Reviews of movies from my giant DVD tower, and more.
Released on August 24, 2012
Directed by David Koepp
Written by David Koepp and John Kamps
Cast: Joseph Gordon-Levitt, Michael Shannon, Dania Ramirez, Wolé Parks, Aasif Mandvi, Jamie Chung, Ashley Austin Morris, Christopher Place, Brian Koppelman, Wai Ching Ho, Henry O, Lauren Ashley Carter
As many of you know, a bicycle has been my primary means of transportation for several years now, and for the past three decades I’ve been using one for exercise, getting to work, and riding around just for the fun of it. And with all that bike-riding experience, I can tell you that after watching Premium Rush, I’m convinced I’ll never be as cool and sophisticated as the cyclists portrayed in the film. And like cyclists in other biking movies, such as Quicksilver and American Flyers, perhaps that kind of cool isn’t such a good thing.
Joseph Gordon-Levitt plays Wilee, a bike messenger for a New York City delivery service, who picks up an envelope from a college student to be delivered to a location in Chinatown. However, before he can leave the university campus, he’s stopped by a man named Monday (Michael Shannon) claiming to be campus security, who demands the envelope be given to him. Wilee says no and takes off, with Monday in hot pursuit; the man is actually a gambling-addicted police detective who needs the contents of the envelope to pay off a large gambling debt owed to a loan shark.
And that’s about the gist of it: Monday spends the entire film chasing Wilee in and around downtown New York, car versus bike, with Wilee racing along city streets and sidewalks doing everything he can to outwit, outmaneuver, and outrun him. In the meantime, Wilee’s being hassled by bike police, a bothersome co-worker, and a snotty ex-girlfriend, and is frustrated by all those cars and pedestrians that keep getting in his way and hampering his lifestyle. And that’s what irked me about the whole thing: these arrogant bike messengers thought they owned the world, but to me they were nothing but a bunch of reckless nitwits with a complete disregard for everything and everyone around them.
I will say that, thankfully, I wasn’t irritated by Gordon-Levitt, who I like in most everything he does, and here played a pretty decent guy, and I thought Shannon did a great job at playing an overbearing jerk, who at least had a good reason to be one, and whose character could be cut a modicum of slack. I can’t say as much for everyone else in the film, however. These messengers and their devil-may-care attitudes had me not only despising them, but also wondering: do they really ride non-stop, sans brakes, through crowded city streets and walkways, and expect to be treated as if every paved surface was theirs and theirs alone? Do they seriously use their heavy chain locks to smash the side mirrors of vehicles that have the audacity to be in their way?
Obviously, I thought this was a very annoying movie, with annoying characters, annoying direction from David Koepp (enough with the flashy camera tricks already!), and an annoying story that wanted to be hip and trendy, but wasn’t. I guess if you’re a bike messenger, you might relate to it all, but otherwise I can only recommend this to fans of Gordon-Levitt, and warn everyone else to steer clear.
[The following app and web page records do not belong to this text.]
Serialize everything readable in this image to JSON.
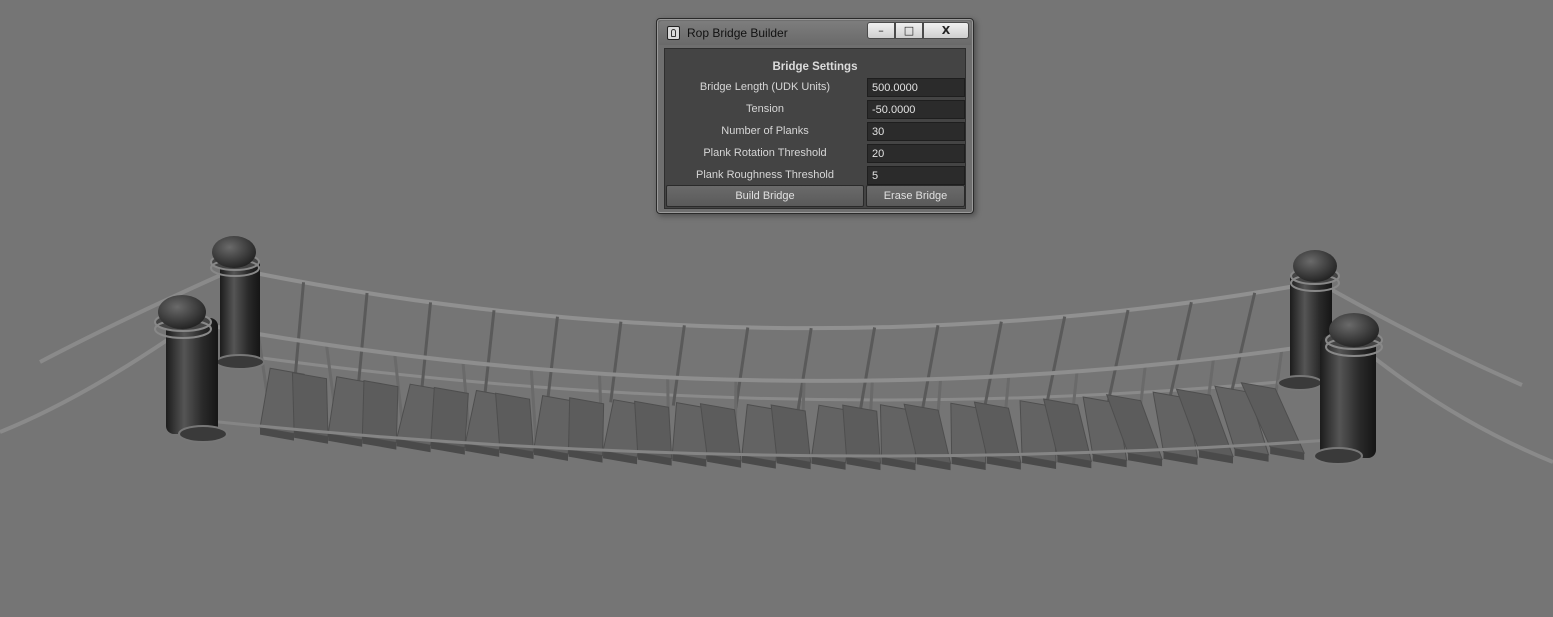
{
  "window": {
    "title": "Rop Bridge Builder",
    "controls": {
      "minimize": "–",
      "maximize": "□",
      "close": "X"
    }
  },
  "section": {
    "title": "Bridge Settings"
  },
  "fields": [
    {
      "label": "Bridge Length (UDK Units)",
      "value": "500.0000"
    },
    {
      "label": "Tension",
      "value": "-50.0000"
    },
    {
      "label": "Number of Planks",
      "value": "30"
    },
    {
      "label": "Plank Rotation Threshold",
      "value": "20"
    },
    {
      "label": "Plank Roughness Threshold",
      "value": "5"
    }
  ],
  "buttons": {
    "build": "Build Bridge",
    "erase": "Erase Bridge"
  },
  "colors": {
    "viewport_bg": "#757575",
    "panel_bg": "#444444",
    "field_bg": "#2b2b2b",
    "plank": "#5f5f5f",
    "post": "#2a2a2a",
    "rope": "#8c8c8c"
  }
}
In the context of this film, ‘premium rush’ meant urgent and very important; well, Premium Rush was neither. And I promise you this: if I’m ever in New York City, and you’re a messenger riding on a sidewalk and yelling at me to get out of your way, I’ll knock you on your goddamn ass. (3/10)